I have suggested that perhaps I will cook vegetarian at home, and leave eating animal products when we eat out.

We shall see.

Annual Detox Program

In Food, Health on September 6, 2013 at 17:17

Doof Home

First day of my annual 3-week detox program.

Welcome the challenge to cook with limited ingredients!

My first experience with this detox program was about 3 years ago, based on the recommendation from my Naturopath.

We were interested in finding out whether I had any mild food allergy.

The plan was to go on this fairly restrictive diet for 3 weeks.

After that, slowly reintroduced one food at a time back to my system.

Any reaction in my body would indicate that I had mild allergy towards certain food.

At the end of the first year detox, we did find out that I am mildly allergic to dairy.

Reason why I am not having dairy every day now, but about 2 times a week with days in between consumption.

It is culinarily challenging during detox because of ingredient limitations.

Some foods are easier to let go than others.

Wheat, eggs, seafood, corn, beef, pork, dairy products, added sugar processed food, grapefruit, peanut, tuna, processed meats, alcohol, soda, and caffeinated products.

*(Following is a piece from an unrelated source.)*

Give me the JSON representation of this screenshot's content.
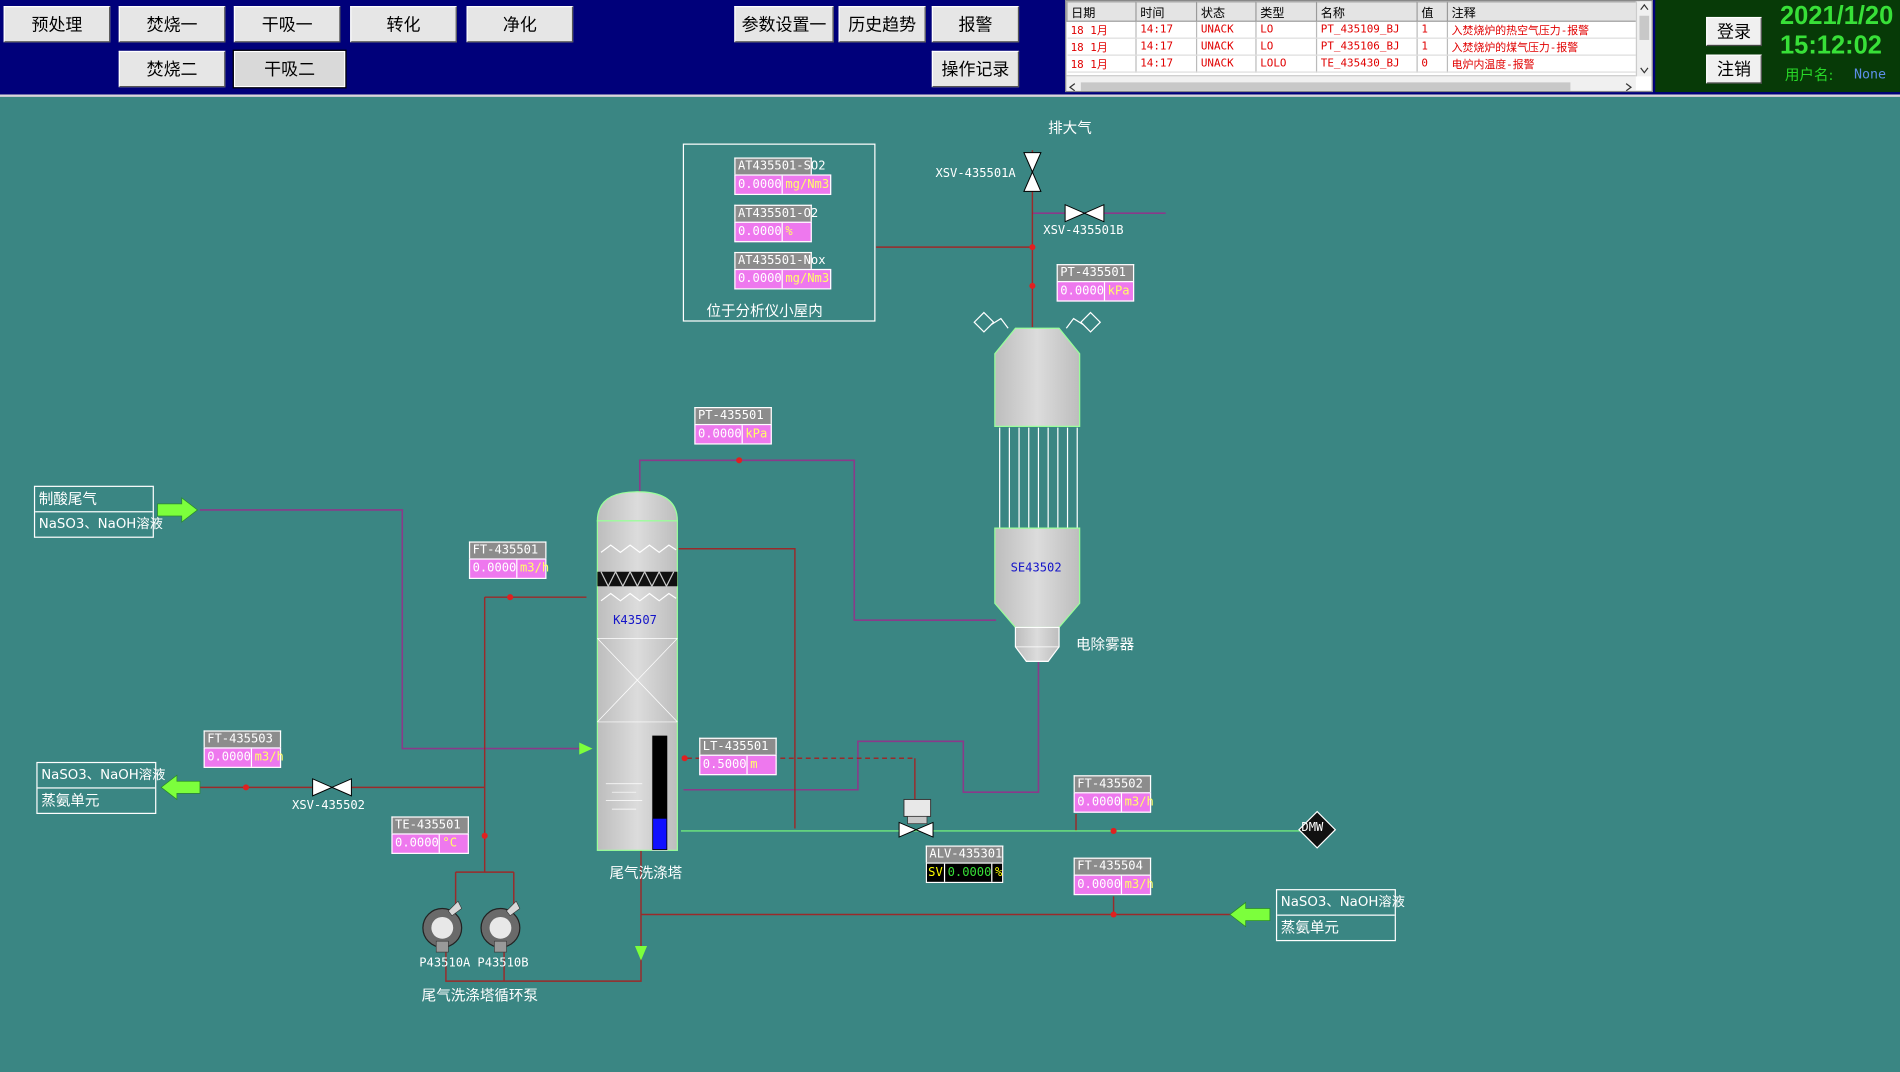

These are the easy ones.

The most difficult for me is to let go of soy-based, tomato-based products and chocolates!

Particularly, the second week of the detox program is vegetarian only.

It is difficult for me to cook without tofu or consume soy milk, especially cooking Chinese without soy sauce!!!

I found it also extremely difficult to cook delicious vegetarian without tomatoes.

I remembered the first year I did detox.  It cost me every ounce of energy!

I had lots of cravings.

I felt weak the second vegetarian week – low energy, sleepy all the time.

Recalled calling up my Naturopath and she said “go have some chicken”.

Later on, I realized that I kept removing foods I could not have, but did not think of what I needed to add back in.

We generally do not eat much nuts or beans/legumes.

Those were the perfect foods to add back in. I got smarter during the second year of detox.

I never thought I would detox again.

It was so tough getting through the first year; kept thinking that I only needed to do this once in my life and “I can do it”!!

Boy, did I feel good after 3 weeks!

Great energy, felt lighter and cleaner. It literally felt that everything bad were flushed out of my system.

Cravings had gone down after detox, and it made me really aware of what I am putting in my body.

Sure enough, I went for the second, and now the third year.

Every year I got wiser with my cooking and managed not to starve myself during detox the last go-around.

I am looking forward to new recipes and experimenting in the coming 3 weeks!